Nine years ago today: Recalling the Bitcoin Exchange Failure that Was Much Larger Than FTX
Although FTX’s collapse last January rattled the Bitcoin ecosystem in a big way, a much bigger failure nine years ago caused it to be even more damaged. What can we learn from this? The collapse of FTX, a crypto-empire that defrauded customers, investors, and employees to the tune $8 billion, rattled the Bitcoin ecosystem. Many cryptocurrency novices are unaware that Mt. After a series of hacks, Gox went bankrupt. Customers lost over 800,000. Bitcoin in the fall, making FTX seem like a brief moment in time.
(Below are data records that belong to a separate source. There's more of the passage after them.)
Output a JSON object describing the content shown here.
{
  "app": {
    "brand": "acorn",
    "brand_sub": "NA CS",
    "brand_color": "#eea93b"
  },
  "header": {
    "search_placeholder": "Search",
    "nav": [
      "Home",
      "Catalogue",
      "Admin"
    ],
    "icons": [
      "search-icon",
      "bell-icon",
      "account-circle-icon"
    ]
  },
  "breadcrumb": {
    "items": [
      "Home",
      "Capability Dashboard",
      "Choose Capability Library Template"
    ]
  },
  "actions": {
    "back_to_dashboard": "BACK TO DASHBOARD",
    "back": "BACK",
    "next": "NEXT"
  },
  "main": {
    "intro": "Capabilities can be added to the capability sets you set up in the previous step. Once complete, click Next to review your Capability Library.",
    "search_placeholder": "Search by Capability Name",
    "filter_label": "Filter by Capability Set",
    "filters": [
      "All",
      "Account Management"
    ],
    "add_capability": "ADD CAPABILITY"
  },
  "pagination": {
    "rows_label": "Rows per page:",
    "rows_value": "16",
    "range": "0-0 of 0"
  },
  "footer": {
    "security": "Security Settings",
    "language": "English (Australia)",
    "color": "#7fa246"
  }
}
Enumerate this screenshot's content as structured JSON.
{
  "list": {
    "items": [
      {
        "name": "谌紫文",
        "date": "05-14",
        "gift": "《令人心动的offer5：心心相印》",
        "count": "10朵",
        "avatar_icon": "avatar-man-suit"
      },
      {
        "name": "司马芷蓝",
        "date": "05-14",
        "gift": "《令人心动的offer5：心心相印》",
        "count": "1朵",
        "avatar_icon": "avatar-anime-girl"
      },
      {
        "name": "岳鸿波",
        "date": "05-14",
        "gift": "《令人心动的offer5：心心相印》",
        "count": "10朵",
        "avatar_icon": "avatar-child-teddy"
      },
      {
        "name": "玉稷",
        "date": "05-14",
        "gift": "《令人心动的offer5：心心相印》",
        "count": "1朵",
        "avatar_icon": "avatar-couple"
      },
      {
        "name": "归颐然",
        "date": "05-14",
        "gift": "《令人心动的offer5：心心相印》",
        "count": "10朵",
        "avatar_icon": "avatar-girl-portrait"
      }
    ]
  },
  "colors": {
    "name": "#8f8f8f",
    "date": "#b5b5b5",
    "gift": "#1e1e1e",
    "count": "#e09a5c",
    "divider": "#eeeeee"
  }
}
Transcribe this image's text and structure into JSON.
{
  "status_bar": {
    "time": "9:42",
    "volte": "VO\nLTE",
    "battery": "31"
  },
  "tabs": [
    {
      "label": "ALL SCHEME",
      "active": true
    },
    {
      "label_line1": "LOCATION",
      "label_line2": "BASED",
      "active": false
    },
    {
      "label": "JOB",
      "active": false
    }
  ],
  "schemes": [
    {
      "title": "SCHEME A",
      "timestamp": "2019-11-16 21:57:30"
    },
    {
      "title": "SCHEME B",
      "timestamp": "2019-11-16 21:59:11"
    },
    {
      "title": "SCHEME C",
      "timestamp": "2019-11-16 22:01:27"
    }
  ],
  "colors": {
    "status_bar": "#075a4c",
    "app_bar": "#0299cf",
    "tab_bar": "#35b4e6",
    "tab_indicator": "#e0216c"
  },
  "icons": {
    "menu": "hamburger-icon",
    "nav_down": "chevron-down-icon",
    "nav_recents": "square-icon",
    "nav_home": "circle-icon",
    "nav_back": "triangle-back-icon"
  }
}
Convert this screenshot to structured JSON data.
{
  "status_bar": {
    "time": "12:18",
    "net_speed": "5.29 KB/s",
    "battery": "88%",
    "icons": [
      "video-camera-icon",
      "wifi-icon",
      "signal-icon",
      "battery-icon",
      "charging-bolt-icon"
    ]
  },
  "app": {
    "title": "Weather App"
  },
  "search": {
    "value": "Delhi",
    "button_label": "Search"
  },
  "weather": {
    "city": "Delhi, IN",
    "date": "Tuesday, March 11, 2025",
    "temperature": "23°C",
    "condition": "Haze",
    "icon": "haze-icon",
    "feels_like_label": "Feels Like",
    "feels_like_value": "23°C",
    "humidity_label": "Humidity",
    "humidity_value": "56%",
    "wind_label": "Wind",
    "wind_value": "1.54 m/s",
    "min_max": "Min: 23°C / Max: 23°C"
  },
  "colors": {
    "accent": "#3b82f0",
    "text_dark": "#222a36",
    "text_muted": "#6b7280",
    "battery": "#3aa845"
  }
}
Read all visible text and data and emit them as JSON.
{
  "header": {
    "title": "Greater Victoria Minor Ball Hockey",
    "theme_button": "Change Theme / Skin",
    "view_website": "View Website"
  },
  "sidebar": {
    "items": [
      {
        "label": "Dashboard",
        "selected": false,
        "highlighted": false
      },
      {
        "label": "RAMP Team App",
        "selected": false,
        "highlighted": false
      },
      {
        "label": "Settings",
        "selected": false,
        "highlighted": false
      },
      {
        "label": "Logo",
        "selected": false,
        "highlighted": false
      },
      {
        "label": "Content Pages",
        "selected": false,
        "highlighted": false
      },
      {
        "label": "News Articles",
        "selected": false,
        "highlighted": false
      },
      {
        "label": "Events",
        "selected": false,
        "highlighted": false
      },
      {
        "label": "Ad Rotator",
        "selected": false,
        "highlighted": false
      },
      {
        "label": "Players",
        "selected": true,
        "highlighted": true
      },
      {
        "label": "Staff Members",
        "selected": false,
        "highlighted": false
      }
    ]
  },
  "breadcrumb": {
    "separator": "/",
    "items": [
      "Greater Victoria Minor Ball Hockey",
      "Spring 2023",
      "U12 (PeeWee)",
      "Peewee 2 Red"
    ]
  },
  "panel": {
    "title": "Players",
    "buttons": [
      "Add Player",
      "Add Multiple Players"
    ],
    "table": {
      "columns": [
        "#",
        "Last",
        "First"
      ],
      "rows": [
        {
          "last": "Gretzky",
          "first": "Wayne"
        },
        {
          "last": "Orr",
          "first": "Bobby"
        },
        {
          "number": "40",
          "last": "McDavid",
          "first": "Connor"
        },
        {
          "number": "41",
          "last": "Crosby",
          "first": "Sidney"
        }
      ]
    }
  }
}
Tokyo-based Mt. Gox, whose domain name (MtGox.com), was originally registered in 2007 in order to host a trading site for “Magic: The Gathering”, a popular game card. It began operating in late 2010 as a rudimentary Bitcoin exchange. The platform began to attract a lot of traffic and the owner sold it to Mark Karpel’s. Karpel?s, a passionate programmer and Bitcoin enthusiast, improved the code of the platform to handle a greater volume and more buy and sell orders. The exchange’s failure proved that he was not capable of doing a good job in both the technical and managerial aspects of the business. He tried to fill the role of Mt. Mt. Gox stopped trading and went offline. Mt. Over several years, attackers had exploited Gox’s infrastructure multiple times. The attackers had gradually robbed Gox of its bitcoin by manipulating transactions data — a characteristic known transaction malleability — and leading to Mt. Mt. Gox was offline for a short time and its team issued an announcement blaming the Bitcoin protocol for failing to properly monitor transactions. The exchange would inspect the Bitcoin blockchain to confirm the withdrawal transaction ID upon receiving a withdrawal request. This is a hash that was created from transaction data. A transaction ID can only be finalized once it is confirmed on the Blockchain. This characteristic allows attackers to alter the transaction data, but not the inputs or outputs, and thus alter its ID. The result? Mt. Gox’s database wouldn’t show a successful withdrawal because the transaction ID that Gox was looking for would never make it into a block. However, the attacker would still get the bitcoin as the altered transaction got confirmed. This was not a Mt. Gox and not the Bitcoin protocol. This accounting discrepancy was not, surprisingly, ever noticed. However, an internal Mt. A Gox document detailing the extent of the hole it had dug for itself was leaked. The document stated that more than 800,000 bitcoin had been stolen. It was worth nearly $430 million at the time and almost $18 trillion now. Nine years later, customers still wait to get their bitcoin back. It was estimated that Mt. Gox was responsible for as much as 70% global bitcoin trades. FTX’s collapse was a fraud worth more than $8 billion, which is less than half of the bitcoin that Mt. Gox. Gox. Both instances saw the chief executives fail their clients who had placed their trust in them to manage their bitcoin. All exchanges face the constant threat of fraud, error, or bankruptcy. It is important to treat this as such. It’s never too late for you to take control of your bitcoin and get into self-custody.